_Your objective_
Could you output every record below exactly as it appears?

(Supplied entries Opens)

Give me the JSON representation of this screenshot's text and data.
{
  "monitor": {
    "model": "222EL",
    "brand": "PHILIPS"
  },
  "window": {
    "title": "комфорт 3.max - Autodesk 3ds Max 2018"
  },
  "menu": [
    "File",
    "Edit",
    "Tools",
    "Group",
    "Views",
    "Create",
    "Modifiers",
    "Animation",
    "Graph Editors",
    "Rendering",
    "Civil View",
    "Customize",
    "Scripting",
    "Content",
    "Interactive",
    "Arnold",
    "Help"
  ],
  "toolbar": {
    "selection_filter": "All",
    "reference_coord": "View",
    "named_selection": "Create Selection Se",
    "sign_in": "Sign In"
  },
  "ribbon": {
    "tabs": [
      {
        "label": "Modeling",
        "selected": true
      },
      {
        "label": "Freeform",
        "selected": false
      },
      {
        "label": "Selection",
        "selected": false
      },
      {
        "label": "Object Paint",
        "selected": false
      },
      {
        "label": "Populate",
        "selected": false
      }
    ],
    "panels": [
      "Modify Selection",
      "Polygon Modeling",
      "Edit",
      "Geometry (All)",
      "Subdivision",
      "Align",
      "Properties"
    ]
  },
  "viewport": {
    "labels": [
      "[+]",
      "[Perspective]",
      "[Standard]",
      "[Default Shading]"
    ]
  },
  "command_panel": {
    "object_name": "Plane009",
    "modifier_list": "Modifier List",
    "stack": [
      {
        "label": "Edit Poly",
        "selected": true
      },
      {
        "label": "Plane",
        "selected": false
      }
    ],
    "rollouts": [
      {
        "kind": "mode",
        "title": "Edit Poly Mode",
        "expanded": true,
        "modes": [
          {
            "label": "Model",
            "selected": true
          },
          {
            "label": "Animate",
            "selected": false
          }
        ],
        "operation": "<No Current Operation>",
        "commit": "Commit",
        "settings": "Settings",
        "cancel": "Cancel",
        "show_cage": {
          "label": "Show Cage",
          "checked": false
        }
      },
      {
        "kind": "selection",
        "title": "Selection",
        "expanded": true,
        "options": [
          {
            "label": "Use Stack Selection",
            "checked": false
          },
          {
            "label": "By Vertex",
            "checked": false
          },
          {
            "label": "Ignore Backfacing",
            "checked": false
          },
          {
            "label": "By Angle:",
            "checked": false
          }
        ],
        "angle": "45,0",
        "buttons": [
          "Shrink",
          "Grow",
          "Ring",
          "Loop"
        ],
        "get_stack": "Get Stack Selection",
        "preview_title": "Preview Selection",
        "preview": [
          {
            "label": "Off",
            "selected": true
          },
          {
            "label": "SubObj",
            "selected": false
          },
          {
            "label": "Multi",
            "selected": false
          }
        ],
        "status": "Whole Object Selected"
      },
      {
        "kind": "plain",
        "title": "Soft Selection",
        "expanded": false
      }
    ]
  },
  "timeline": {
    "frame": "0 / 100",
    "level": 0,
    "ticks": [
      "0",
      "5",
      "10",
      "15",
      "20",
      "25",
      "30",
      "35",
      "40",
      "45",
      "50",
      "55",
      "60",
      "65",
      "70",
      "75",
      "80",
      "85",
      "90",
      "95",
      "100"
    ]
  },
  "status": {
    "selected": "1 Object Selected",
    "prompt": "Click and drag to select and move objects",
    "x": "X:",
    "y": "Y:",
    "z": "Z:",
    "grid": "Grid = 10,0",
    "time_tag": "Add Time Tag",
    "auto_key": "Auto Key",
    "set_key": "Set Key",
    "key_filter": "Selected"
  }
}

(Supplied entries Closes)

_Problem solution_
Give me the JSON representation of this screenshot's text and data.
{
  "monitor": {
    "model": "222EL",
    "brand": "PHILIPS"
  },
  "window": {
    "title": "комфорт 3.max - Autodesk 3ds Max 2018"
  },
  "menu": [
    "File",
    "Edit",
    "Tools",
    "Group",
    "Views",
    "Create",
    "Modifiers",
    "Animation",
    "Graph Editors",
    "Rendering",
    "Civil View",
    "Customize",
    "Scripting",
    "Content",
    "Interactive",
    "Arnold",
    "Help"
  ],
  "toolbar": {
    "selection_filter": "All",
    "reference_coord": "View",
    "named_selection": "Create Selection Se",
    "sign_in": "Sign In"
  },
  "ribbon": {
    "tabs": [
      {
        "label": "Modeling",
        "selected": true
      },
      {
        "label": "Freeform",
        "selected": false
      },
      {
        "label": "Selection",
        "selected": false
      },
      {
        "label": "Object Paint",
        "selected": false
      },
      {
        "label": "Populate",
        "selected": false
      }
    ],
    "panels": [
      "Modify Selection",
      "Polygon Modeling",
      "Edit",
      "Geometry (All)",
      "Subdivision",
      "Align",
      "Properties"
    ]
  },
  "viewport": {
    "labels": [
      "[+]",
      "[Perspective]",
      "[Standard]",
      "[Default Shading]"
    ]
  },
  "command_panel": {
    "object_name": "Plane009",
    "modifier_list": "Modifier List",
    "stack": [
      {
        "label": "Edit Poly",
        "selected": true
      },
      {
        "label": "Plane",
        "selected": false
      }
    ],
    "rollouts": [
      {
        "kind": "mode",
        "title": "Edit Poly Mode",
        "expanded": true,
        "modes": [
          {
            "label": "Model",
            "selected": true
          },
          {
            "label": "Animate",
            "selected": false
          }
        ],
        "operation": "<No Current Operation>",
        "commit": "Commit",
        "settings": "Settings",
        "cancel": "Cancel",
        "show_cage": {
          "label": "Show Cage",
          "checked": false
        }
      },
      {
        "kind": "selection",
        "title": "Selection",
        "expanded": true,
        "options": [
          {
            "label": "Use Stack Selection",
            "checked": false
          },
          {
            "label": "By Vertex",
            "checked": false
          },
          {
            "label": "Ignore Backfacing",
            "checked": false
          },
          {
            "label": "By Angle:",
            "checked": false
          }
        ],
        "angle": "45,0",
        "buttons": [
          "Shrink",
          "Grow",
          "Ring",
          "Loop"
        ],
        "get_stack": "Get Stack Selection",
        "preview_title": "Preview Selection",
        "preview": [
          {
            "label": "Off",
            "selected": true
          },
          {
            "label": "SubObj",
            "selected": false
          },
          {
            "label": "Multi",
            "selected": false
          }
        ],
        "status": "Whole Object Selected"
      },
      {
        "kind": "plain",
        "title": "Soft Selection",
        "expanded": false
      }
    ]
  },
  "timeline": {
    "frame": "0 / 100",
    "level": 0,
    "ticks": [
      "0",
      "5",
      "10",
      "15",
      "20",
      "25",
      "30",
      "35",
      "40",
      "45",
      "50",
      "55",
      "60",
      "65",
      "70",
      "75",
      "80",
      "85",
      "90",
      "95",
      "100"
    ]
  },
  "status": {
    "selected": "1 Object Selected",
    "prompt": "Click and drag to select and move objects",
    "x": "X:",
    "y": "Y:",
    "z": "Z:",
    "grid": "Grid = 10,0",
    "time_tag": "Add Time Tag",
    "auto_key": "Auto Key",
    "set_key": "Set Key",
    "key_filter": "Selected"
  }
}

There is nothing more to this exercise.